MINNEAPOLIS (AP) - Convicted Ponzi schemer Tom Petters is not going away quietly.

Nearly four years after his conviction on 20 felony counts, Petters will appear at a hearing in October in a long-shot attempt to cut his 50-year prison sentence.

His corporate bankruptcy case, meanwhile, is moving slowly as it approaches its fifth anniversary.

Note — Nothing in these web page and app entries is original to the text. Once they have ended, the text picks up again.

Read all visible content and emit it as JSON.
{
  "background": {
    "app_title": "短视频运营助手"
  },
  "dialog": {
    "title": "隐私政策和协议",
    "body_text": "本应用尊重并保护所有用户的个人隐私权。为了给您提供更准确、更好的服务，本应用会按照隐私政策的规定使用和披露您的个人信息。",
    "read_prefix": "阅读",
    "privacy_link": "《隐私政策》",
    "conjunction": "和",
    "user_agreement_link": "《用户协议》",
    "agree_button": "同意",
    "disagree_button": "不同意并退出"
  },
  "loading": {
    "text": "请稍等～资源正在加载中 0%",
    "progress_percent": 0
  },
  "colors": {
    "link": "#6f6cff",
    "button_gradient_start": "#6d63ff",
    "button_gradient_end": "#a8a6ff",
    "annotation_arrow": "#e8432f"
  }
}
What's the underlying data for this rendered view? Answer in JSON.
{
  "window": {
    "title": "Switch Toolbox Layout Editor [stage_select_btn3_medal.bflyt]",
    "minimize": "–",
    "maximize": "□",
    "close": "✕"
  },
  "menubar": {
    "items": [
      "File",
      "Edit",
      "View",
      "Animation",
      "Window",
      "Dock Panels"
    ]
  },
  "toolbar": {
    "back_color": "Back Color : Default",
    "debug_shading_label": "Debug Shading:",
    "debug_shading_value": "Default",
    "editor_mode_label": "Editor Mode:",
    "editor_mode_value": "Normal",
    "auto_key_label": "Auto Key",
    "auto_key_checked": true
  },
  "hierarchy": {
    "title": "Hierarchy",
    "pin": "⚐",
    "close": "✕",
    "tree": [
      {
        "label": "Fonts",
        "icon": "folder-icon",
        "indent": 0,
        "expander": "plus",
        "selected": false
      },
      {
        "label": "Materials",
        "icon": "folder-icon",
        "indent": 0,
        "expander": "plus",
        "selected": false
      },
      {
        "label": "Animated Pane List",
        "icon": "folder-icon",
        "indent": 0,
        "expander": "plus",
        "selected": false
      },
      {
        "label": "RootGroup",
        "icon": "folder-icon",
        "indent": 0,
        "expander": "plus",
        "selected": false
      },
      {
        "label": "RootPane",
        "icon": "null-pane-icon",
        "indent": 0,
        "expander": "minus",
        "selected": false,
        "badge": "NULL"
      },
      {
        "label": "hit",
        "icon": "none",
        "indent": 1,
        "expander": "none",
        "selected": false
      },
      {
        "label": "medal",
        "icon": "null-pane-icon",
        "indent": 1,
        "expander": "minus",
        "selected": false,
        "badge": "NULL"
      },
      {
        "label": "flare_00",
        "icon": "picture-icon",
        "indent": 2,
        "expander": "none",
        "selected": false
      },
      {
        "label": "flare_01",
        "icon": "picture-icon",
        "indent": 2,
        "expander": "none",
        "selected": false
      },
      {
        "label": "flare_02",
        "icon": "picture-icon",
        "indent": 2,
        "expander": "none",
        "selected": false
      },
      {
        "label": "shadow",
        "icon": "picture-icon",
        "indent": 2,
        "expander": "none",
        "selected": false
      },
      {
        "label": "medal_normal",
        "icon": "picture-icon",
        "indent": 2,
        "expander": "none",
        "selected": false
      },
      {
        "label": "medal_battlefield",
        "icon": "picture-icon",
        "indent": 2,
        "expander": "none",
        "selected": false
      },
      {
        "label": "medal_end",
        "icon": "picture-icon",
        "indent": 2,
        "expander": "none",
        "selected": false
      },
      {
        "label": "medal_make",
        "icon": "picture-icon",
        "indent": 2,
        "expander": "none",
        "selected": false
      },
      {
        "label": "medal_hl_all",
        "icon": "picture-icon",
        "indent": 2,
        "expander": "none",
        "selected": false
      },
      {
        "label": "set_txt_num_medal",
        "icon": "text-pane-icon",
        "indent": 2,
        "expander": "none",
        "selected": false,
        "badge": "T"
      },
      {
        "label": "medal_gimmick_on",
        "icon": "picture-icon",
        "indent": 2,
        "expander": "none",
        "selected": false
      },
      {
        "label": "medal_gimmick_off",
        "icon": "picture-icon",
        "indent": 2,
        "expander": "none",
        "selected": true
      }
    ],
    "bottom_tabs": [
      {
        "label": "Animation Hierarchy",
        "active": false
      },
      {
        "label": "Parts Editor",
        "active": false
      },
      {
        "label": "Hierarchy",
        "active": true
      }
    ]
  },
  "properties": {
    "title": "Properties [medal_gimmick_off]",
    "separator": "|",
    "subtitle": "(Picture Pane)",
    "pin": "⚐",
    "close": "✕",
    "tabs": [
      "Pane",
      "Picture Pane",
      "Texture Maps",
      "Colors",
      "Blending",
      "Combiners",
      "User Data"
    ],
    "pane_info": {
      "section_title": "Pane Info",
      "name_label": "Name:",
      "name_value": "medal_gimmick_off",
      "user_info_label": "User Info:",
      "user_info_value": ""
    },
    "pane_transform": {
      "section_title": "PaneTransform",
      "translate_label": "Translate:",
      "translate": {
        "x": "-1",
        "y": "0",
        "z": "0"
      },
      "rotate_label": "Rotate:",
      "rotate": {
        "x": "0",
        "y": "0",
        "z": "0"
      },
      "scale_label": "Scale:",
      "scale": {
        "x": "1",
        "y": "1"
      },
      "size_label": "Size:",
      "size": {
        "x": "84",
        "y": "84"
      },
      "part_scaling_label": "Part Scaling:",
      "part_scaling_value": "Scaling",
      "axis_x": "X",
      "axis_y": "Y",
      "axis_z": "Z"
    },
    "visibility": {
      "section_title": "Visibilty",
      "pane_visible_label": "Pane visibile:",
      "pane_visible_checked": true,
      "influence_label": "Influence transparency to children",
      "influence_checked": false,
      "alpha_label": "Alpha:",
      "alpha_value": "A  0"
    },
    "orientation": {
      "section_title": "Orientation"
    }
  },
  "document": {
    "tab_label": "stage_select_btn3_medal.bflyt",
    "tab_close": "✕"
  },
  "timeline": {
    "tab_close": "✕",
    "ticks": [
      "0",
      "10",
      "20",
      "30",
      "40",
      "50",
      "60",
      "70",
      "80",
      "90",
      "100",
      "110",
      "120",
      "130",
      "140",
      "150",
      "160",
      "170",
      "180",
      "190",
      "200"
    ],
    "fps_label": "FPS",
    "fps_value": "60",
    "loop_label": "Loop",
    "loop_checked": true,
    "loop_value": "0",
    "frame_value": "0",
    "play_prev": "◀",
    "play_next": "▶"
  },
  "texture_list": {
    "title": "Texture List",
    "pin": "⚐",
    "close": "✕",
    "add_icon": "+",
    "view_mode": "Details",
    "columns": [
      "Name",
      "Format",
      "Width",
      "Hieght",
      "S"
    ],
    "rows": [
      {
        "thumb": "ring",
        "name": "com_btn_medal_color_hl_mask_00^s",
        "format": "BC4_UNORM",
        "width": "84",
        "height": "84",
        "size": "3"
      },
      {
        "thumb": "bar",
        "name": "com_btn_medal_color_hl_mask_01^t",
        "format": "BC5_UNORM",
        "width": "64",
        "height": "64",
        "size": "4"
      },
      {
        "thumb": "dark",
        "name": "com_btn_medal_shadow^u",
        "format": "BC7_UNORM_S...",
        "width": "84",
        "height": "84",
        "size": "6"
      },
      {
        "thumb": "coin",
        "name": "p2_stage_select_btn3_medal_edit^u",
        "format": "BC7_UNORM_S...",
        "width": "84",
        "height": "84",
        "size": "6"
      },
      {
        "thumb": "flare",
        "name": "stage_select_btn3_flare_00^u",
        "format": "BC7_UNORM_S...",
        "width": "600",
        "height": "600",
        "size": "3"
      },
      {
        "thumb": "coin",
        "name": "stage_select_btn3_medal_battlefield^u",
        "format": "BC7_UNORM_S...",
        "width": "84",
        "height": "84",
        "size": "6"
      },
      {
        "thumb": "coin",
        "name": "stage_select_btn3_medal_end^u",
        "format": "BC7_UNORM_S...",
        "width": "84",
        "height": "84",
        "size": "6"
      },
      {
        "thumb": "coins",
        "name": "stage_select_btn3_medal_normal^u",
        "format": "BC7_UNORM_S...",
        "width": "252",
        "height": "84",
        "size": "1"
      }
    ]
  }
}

Attorneys fees now exceed $76 million but a payoff for creditors and victims of the $3.65 billion Ponzi scheme is nowhere in sight.

Bankruptcy trustee Doug Kelley says he expects things to start move quickly if he gets favorable rulings from the bankruptcy judge overseeing "clawback" lawsuits that seek to recover profits from investors who lent money to Petters and were repaid with interest for businesses deals that turned out to be bogus.